══ DATA SHOWN

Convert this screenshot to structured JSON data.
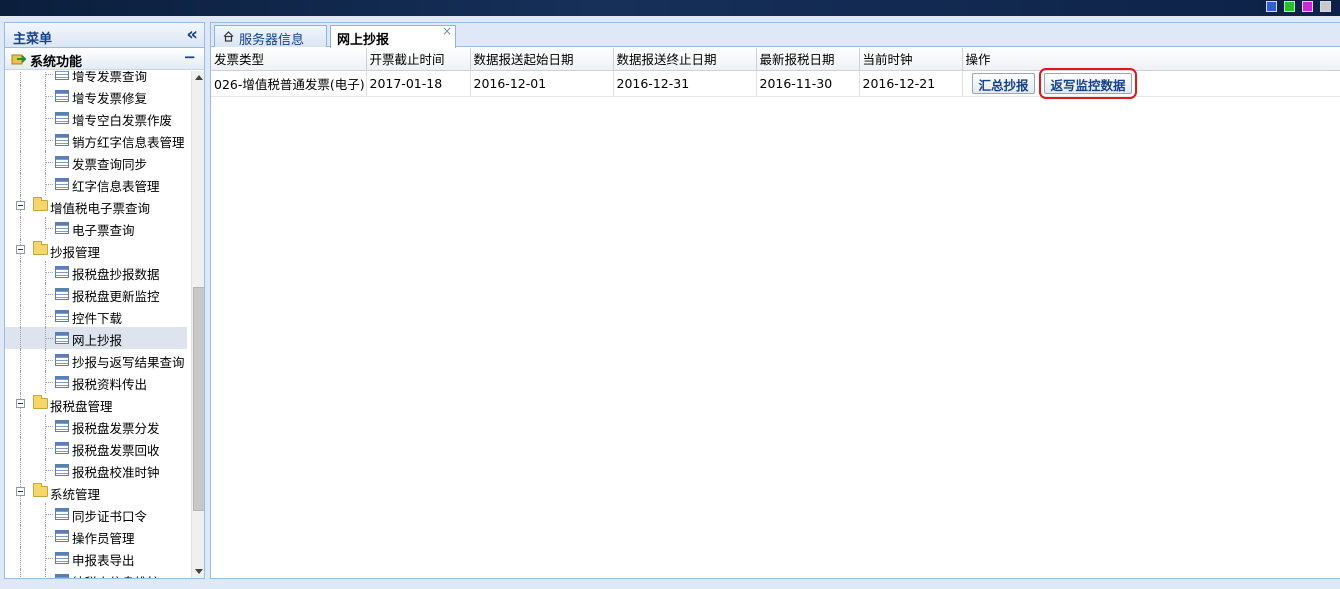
{
  "topbar": {
    "squares": [
      "#2f5fd0",
      "#22c322",
      "#c62ad6",
      "#c9c9c9"
    ]
  },
  "sidebar": {
    "title": "主菜单",
    "collapse_glyph": "«",
    "section": {
      "title": "系统功能",
      "minus": "−"
    },
    "items": [
      {
        "type": "leaf",
        "label": "增专发票查询"
      },
      {
        "type": "leaf",
        "label": "增专发票修复"
      },
      {
        "type": "leaf",
        "label": "增专空白发票作废"
      },
      {
        "type": "leaf",
        "label": "销方红字信息表管理"
      },
      {
        "type": "leaf",
        "label": "发票查询同步"
      },
      {
        "type": "leaf",
        "label": "红字信息表管理"
      },
      {
        "type": "folder",
        "label": "增值税电子票查询"
      },
      {
        "type": "leaf",
        "label": "电子票查询"
      },
      {
        "type": "folder",
        "label": "抄报管理"
      },
      {
        "type": "leaf",
        "label": "报税盘抄报数据"
      },
      {
        "type": "leaf",
        "label": "报税盘更新监控"
      },
      {
        "type": "leaf",
        "label": "控件下载"
      },
      {
        "type": "leaf",
        "label": "网上抄报",
        "selected": true
      },
      {
        "type": "leaf",
        "label": "抄报与返写结果查询"
      },
      {
        "type": "leaf",
        "label": "报税资料传出"
      },
      {
        "type": "folder",
        "label": "报税盘管理"
      },
      {
        "type": "leaf",
        "label": "报税盘发票分发"
      },
      {
        "type": "leaf",
        "label": "报税盘发票回收"
      },
      {
        "type": "leaf",
        "label": "报税盘校准时钟"
      },
      {
        "type": "folder",
        "label": "系统管理"
      },
      {
        "type": "leaf",
        "label": "同步证书口令"
      },
      {
        "type": "leaf",
        "label": "操作员管理"
      },
      {
        "type": "leaf",
        "label": "申报表导出"
      },
      {
        "type": "leaf",
        "label": "纳税人信息维护"
      }
    ]
  },
  "tabs": [
    {
      "label": "服务器信息",
      "active": false,
      "icon": "home-icon"
    },
    {
      "label": "网上抄报",
      "active": true,
      "close": "×"
    }
  ],
  "grid": {
    "columns": [
      "发票类型",
      "开票截止时间",
      "数据报送起始日期",
      "数据报送终止日期",
      "最新报税日期",
      "当前时钟",
      "操作"
    ],
    "rows": [
      {
        "cells": [
          "026-增值税普通发票(电子)",
          "2017-01-18",
          "2016-12-01",
          "2016-12-31",
          "2016-11-30",
          "2016-12-21"
        ],
        "actions": [
          "汇总抄报",
          "返写监控数据"
        ]
      }
    ]
  },
  "colors": {
    "accent": "#15428b",
    "border": "#99bbe8",
    "highlight": "#e01818"
  }
}
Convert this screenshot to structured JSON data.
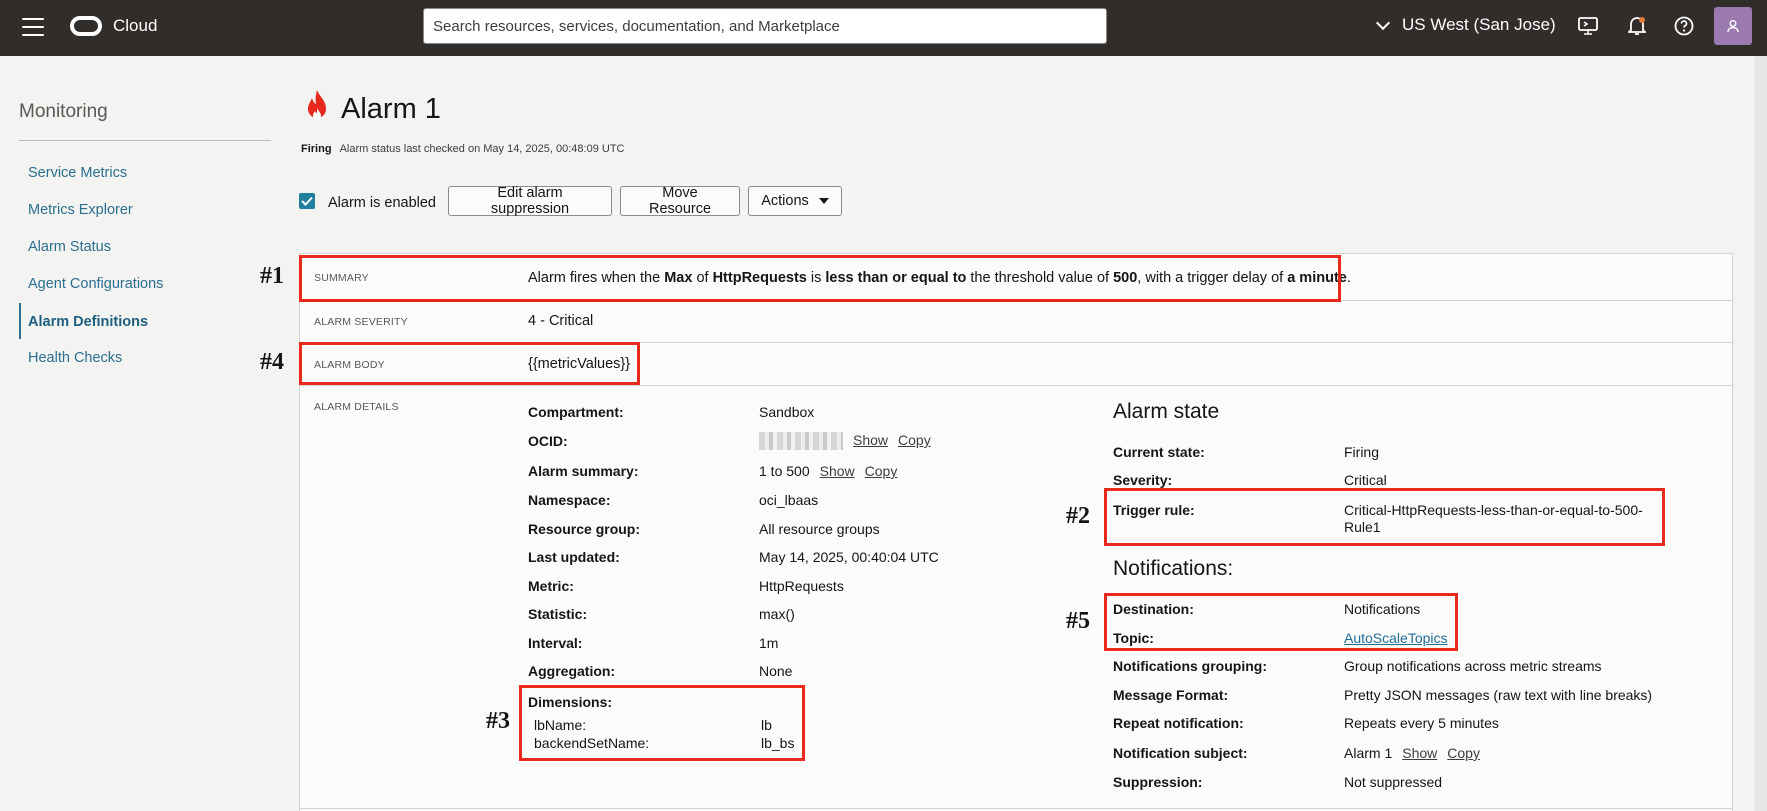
{
  "topbar": {
    "brand": "Cloud",
    "search_placeholder": "Search resources, services, documentation, and Marketplace",
    "region": "US West (San Jose)"
  },
  "sidebar": {
    "title": "Monitoring",
    "items": [
      {
        "label": "Service Metrics"
      },
      {
        "label": "Metrics Explorer"
      },
      {
        "label": "Alarm Status"
      },
      {
        "label": "Agent Configurations"
      },
      {
        "label": "Alarm Definitions"
      },
      {
        "label": "Health Checks"
      }
    ]
  },
  "header": {
    "title": "Alarm 1",
    "status": "Firing",
    "status_text": "Alarm status last checked on May 14, 2025, 00:48:09 UTC"
  },
  "actions": {
    "enabled_label": "Alarm is enabled",
    "edit_suppression": "Edit alarm suppression",
    "move_resource": "Move Resource",
    "actions_menu": "Actions"
  },
  "summary": {
    "label": "SUMMARY",
    "p1": "Alarm fires when the ",
    "b1": "Max",
    "p2": " of ",
    "b2": "HttpRequests",
    "p3": " is ",
    "b3": "less than or equal to",
    "p4": " the threshold value of ",
    "b4": "500",
    "p5": ", with a trigger delay of ",
    "b5": "a minute",
    "p6": "."
  },
  "severity": {
    "label": "ALARM SEVERITY",
    "value": "4 - Critical"
  },
  "body": {
    "label": "ALARM BODY",
    "value": "{{metricValues}}"
  },
  "details": {
    "label": "ALARM DETAILS",
    "compartment": {
      "k": "Compartment:",
      "v": "Sandbox"
    },
    "ocid": {
      "k": "OCID:",
      "show": "Show",
      "copy": "Copy"
    },
    "alarm_summary": {
      "k": "Alarm summary:",
      "v": "1 to 500",
      "show": "Show",
      "copy": "Copy"
    },
    "namespace": {
      "k": "Namespace:",
      "v": "oci_lbaas"
    },
    "resource_group": {
      "k": "Resource group:",
      "v": "All resource groups"
    },
    "last_updated": {
      "k": "Last updated:",
      "v": "May 14, 2025, 00:40:04 UTC"
    },
    "metric": {
      "k": "Metric:",
      "v": "HttpRequests"
    },
    "statistic": {
      "k": "Statistic:",
      "v": "max()"
    },
    "interval": {
      "k": "Interval:",
      "v": "1m"
    },
    "aggregation": {
      "k": "Aggregation:",
      "v": "None"
    },
    "dimensions": {
      "k": "Dimensions:",
      "lb_name_k": "lbName:",
      "lb_name_v": "lb",
      "backend_k": "backendSetName:",
      "backend_v": "lb_bs"
    }
  },
  "alarm_state": {
    "title": "Alarm state",
    "current_state": {
      "k": "Current state:",
      "v": "Firing"
    },
    "severity": {
      "k": "Severity:",
      "v": "Critical"
    },
    "trigger_rule": {
      "k": "Trigger rule:",
      "v1": "Critical-HttpRequests-less-than-or-equal-to-500-",
      "v2": "Rule1"
    }
  },
  "notifications": {
    "title": "Notifications:",
    "destination": {
      "k": "Destination:",
      "v": "Notifications"
    },
    "topic": {
      "k": "Topic:",
      "v": "AutoScaleTopics"
    },
    "grouping": {
      "k": "Notifications grouping:",
      "v": "Group notifications across metric streams"
    },
    "format": {
      "k": "Message Format:",
      "v": "Pretty JSON messages (raw text with line breaks)"
    },
    "repeat": {
      "k": "Repeat notification:",
      "v": "Repeats every 5 minutes"
    },
    "subject": {
      "k": "Notification subject:",
      "v": "Alarm 1",
      "show": "Show",
      "copy": "Copy"
    },
    "suppression": {
      "k": "Suppression:",
      "v": "Not suppressed"
    }
  },
  "annotations": {
    "a1": "#1",
    "a2": "#2",
    "a3": "#3",
    "a4": "#4",
    "a5": "#5"
  },
  "colors": {
    "annotation": "#e8291e",
    "topbar": "#312d2a",
    "link": "#2b6f8f",
    "checkbox": "#227e9e"
  }
}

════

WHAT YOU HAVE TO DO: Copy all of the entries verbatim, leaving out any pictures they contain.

RESPONSE TO THIS EXERCISE:
Convert this screenshot to structured JSON data.
{
  "topbar": {
    "squares": [
      "#2f5fd0",
      "#22c322",
      "#c62ad6",
      "#c9c9c9"
    ]
  },
  "sidebar": {
    "title": "主菜单",
    "collapse_glyph": "«",
    "section": {
      "title": "系统功能",
      "minus": "−"
    },
    "items": [
      {
        "type": "leaf",
        "label": "增专发票查询"
      },
      {
        "type": "leaf",
        "label": "增专发票修复"
      },
      {
        "type": "leaf",
        "label": "增专空白发票作废"
      },
      {
        "type": "leaf",
        "label": "销方红字信息表管理"
      },
      {
        "type": "leaf",
        "label": "发票查询同步"
      },
      {
        "type": "leaf",
        "label": "红字信息表管理"
      },
      {
        "type": "folder",
        "label": "增值税电子票查询"
      },
      {
        "type": "leaf",
        "label": "电子票查询"
      },
      {
        "type": "folder",
        "label": "抄报管理"
      },
      {
        "type": "leaf",
        "label": "报税盘抄报数据"
      },
      {
        "type": "leaf",
        "label": "报税盘更新监控"
      },
      {
        "type": "leaf",
        "label": "控件下载"
      },
      {
        "type": "leaf",
        "label": "网上抄报",
        "selected": true
      },
      {
        "type": "leaf",
        "label": "抄报与返写结果查询"
      },
      {
        "type": "leaf",
        "label": "报税资料传出"
      },
      {
        "type": "folder",
        "label": "报税盘管理"
      },
      {
        "type": "leaf",
        "label": "报税盘发票分发"
      },
      {
        "type": "leaf",
        "label": "报税盘发票回收"
      },
      {
        "type": "leaf",
        "label": "报税盘校准时钟"
      },
      {
        "type": "folder",
        "label": "系统管理"
      },
      {
        "type": "leaf",
        "label": "同步证书口令"
      },
      {
        "type": "leaf",
        "label": "操作员管理"
      },
      {
        "type": "leaf",
        "label": "申报表导出"
      },
      {
        "type": "leaf",
        "label": "纳税人信息维护"
      }
    ]
  },
  "tabs": [
    {
      "label": "服务器信息",
      "active": false,
      "icon": "home-icon"
    },
    {
      "label": "网上抄报",
      "active": true,
      "close": "×"
    }
  ],
  "grid": {
    "columns": [
      "发票类型",
      "开票截止时间",
      "数据报送起始日期",
      "数据报送终止日期",
      "最新报税日期",
      "当前时钟",
      "操作"
    ],
    "rows": [
      {
        "cells": [
          "026-增值税普通发票(电子)",
          "2017-01-18",
          "2016-12-01",
          "2016-12-31",
          "2016-11-30",
          "2016-12-21"
        ],
        "actions": [
          "汇总抄报",
          "返写监控数据"
        ]
      }
    ]
  },
  "colors": {
    "accent": "#15428b",
    "border": "#99bbe8",
    "highlight": "#e01818"
  }
}
Convert this screenshot to structured JSON data.
{
  "topbar": {
    "brand": "Cloud",
    "search_placeholder": "Search resources, services, documentation, and Marketplace",
    "region": "US West (San Jose)"
  },
  "sidebar": {
    "title": "Monitoring",
    "items": [
      {
        "label": "Service Metrics"
      },
      {
        "label": "Metrics Explorer"
      },
      {
        "label": "Alarm Status"
      },
      {
        "label": "Agent Configurations"
      },
      {
        "label": "Alarm Definitions"
      },
      {
        "label": "Health Checks"
      }
    ]
  },
  "header": {
    "title": "Alarm 1",
    "status": "Firing",
    "status_text": "Alarm status last checked on May 14, 2025, 00:48:09 UTC"
  },
  "actions": {
    "enabled_label": "Alarm is enabled",
    "edit_suppression": "Edit alarm suppression",
    "move_resource": "Move Resource",
    "actions_menu": "Actions"
  },
  "summary": {
    "label": "SUMMARY",
    "p1": "Alarm fires when the ",
    "b1": "Max",
    "p2": " of ",
    "b2": "HttpRequests",
    "p3": " is ",
    "b3": "less than or equal to",
    "p4": " the threshold value of ",
    "b4": "500",
    "p5": ", with a trigger delay of ",
    "b5": "a minute",
    "p6": "."
  },
  "severity": {
    "label": "ALARM SEVERITY",
    "value": "4 - Critical"
  },
  "body": {
    "label": "ALARM BODY",
    "value": "{{metricValues}}"
  },
  "details": {
    "label": "ALARM DETAILS",
    "compartment": {
      "k": "Compartment:",
      "v": "Sandbox"
    },
    "ocid": {
      "k": "OCID:",
      "show": "Show",
      "copy": "Copy"
    },
    "alarm_summary": {
      "k": "Alarm summary:",
      "v": "1 to 500",
      "show": "Show",
      "copy": "Copy"
    },
    "namespace": {
      "k": "Namespace:",
      "v": "oci_lbaas"
    },
    "resource_group": {
      "k": "Resource group:",
      "v": "All resource groups"
    },
    "last_updated": {
      "k": "Last updated:",
      "v": "May 14, 2025, 00:40:04 UTC"
    },
    "metric": {
      "k": "Metric:",
      "v": "HttpRequests"
    },
    "statistic": {
      "k": "Statistic:",
      "v": "max()"
    },
    "interval": {
      "k": "Interval:",
      "v": "1m"
    },
    "aggregation": {
      "k": "Aggregation:",
      "v": "None"
    },
    "dimensions": {
      "k": "Dimensions:",
      "lb_name_k": "lbName:",
      "lb_name_v": "lb",
      "backend_k": "backendSetName:",
      "backend_v": "lb_bs"
    }
  },
  "alarm_state": {
    "title": "Alarm state",
    "current_state": {
      "k": "Current state:",
      "v": "Firing"
    },
    "severity": {
      "k": "Severity:",
      "v": "Critical"
    },
    "trigger_rule": {
      "k": "Trigger rule:",
      "v1": "Critical-HttpRequests-less-than-or-equal-to-500-",
      "v2": "Rule1"
    }
  },
  "notifications": {
    "title": "Notifications:",
    "destination": {
      "k": "Destination:",
      "v": "Notifications"
    },
    "topic": {
      "k": "Topic:",
      "v": "AutoScaleTopics"
    },
    "grouping": {
      "k": "Notifications grouping:",
      "v": "Group notifications across metric streams"
    },
    "format": {
      "k": "Message Format:",
      "v": "Pretty JSON messages (raw text with line breaks)"
    },
    "repeat": {
      "k": "Repeat notification:",
      "v": "Repeats every 5 minutes"
    },
    "subject": {
      "k": "Notification subject:",
      "v": "Alarm 1",
      "show": "Show",
      "copy": "Copy"
    },
    "suppression": {
      "k": "Suppression:",
      "v": "Not suppressed"
    }
  },
  "annotations": {
    "a1": "#1",
    "a2": "#2",
    "a3": "#3",
    "a4": "#4",
    "a5": "#5"
  },
  "colors": {
    "annotation": "#e8291e",
    "topbar": "#312d2a",
    "link": "#2b6f8f",
    "checkbox": "#227e9e"
  }
}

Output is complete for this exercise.